What you need to do: Locate the line that contains "Give me the". Print it and every subsequent line through the final line of the records, exactly and only those.

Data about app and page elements
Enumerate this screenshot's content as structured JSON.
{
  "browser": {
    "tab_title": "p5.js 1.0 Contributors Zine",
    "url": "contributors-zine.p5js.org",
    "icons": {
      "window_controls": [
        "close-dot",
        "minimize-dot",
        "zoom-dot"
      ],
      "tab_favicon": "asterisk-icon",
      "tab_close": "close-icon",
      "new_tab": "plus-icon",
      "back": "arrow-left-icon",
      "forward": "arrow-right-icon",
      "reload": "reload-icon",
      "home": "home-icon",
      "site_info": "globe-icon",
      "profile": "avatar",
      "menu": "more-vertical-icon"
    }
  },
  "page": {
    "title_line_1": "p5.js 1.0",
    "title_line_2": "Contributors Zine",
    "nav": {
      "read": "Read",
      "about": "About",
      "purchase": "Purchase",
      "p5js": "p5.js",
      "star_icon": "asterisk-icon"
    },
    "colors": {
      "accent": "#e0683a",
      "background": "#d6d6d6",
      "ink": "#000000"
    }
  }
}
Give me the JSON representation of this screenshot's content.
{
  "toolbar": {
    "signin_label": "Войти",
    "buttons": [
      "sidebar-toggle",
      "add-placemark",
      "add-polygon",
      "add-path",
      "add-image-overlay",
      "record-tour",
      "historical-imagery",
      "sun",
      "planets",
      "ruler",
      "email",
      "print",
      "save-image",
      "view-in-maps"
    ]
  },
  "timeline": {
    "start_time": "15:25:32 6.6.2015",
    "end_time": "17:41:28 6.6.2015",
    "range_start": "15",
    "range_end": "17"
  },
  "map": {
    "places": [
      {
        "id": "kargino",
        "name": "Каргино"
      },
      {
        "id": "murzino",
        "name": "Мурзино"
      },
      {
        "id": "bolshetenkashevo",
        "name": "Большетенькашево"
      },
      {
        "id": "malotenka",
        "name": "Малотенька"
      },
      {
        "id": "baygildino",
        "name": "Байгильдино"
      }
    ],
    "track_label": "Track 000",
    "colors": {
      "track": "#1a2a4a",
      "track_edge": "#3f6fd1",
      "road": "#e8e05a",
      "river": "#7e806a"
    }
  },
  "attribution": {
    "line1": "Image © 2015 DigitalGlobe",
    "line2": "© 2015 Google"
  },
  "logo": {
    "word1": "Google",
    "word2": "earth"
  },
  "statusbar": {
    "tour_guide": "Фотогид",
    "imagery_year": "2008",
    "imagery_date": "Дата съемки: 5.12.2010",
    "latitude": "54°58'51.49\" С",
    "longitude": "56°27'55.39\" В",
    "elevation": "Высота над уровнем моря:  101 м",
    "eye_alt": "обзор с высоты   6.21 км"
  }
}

Exercise answer:
Give me the JSON representation of this screenshot's content.
{
  "toolbar": {
    "signin_label": "Войти",
    "buttons": [
      "sidebar-toggle",
      "add-placemark",
      "add-polygon",
      "add-path",
      "add-image-overlay",
      "record-tour",
      "historical-imagery",
      "sun",
      "planets",
      "ruler",
      "email",
      "print",
      "save-image",
      "view-in-maps"
    ]
  },
  "timeline": {
    "start_time": "15:25:32 6.6.2015",
    "end_time": "17:41:28 6.6.2015",
    "range_start": "15",
    "range_end": "17"
  },
  "map": {
    "places": [
      {
        "id": "kargino",
        "name": "Каргино"
      },
      {
        "id": "murzino",
        "name": "Мурзино"
      },
      {
        "id": "bolshetenkashevo",
        "name": "Большетенькашево"
      },
      {
        "id": "malotenka",
        "name": "Малотенька"
      },
      {
        "id": "baygildino",
        "name": "Байгильдино"
      }
    ],
    "track_label": "Track 000",
    "colors": {
      "track": "#1a2a4a",
      "track_edge": "#3f6fd1",
      "road": "#e8e05a",
      "river": "#7e806a"
    }
  },
  "attribution": {
    "line1": "Image © 2015 DigitalGlobe",
    "line2": "© 2015 Google"
  },
  "logo": {
    "word1": "Google",
    "word2": "earth"
  },
  "statusbar": {
    "tour_guide": "Фотогид",
    "imagery_year": "2008",
    "imagery_date": "Дата съемки: 5.12.2010",
    "latitude": "54°58'51.49\" С",
    "longitude": "56°27'55.39\" В",
    "elevation": "Высота над уровнем моря:  101 м",
    "eye_alt": "обзор с высоты   6.21 км"
  }
}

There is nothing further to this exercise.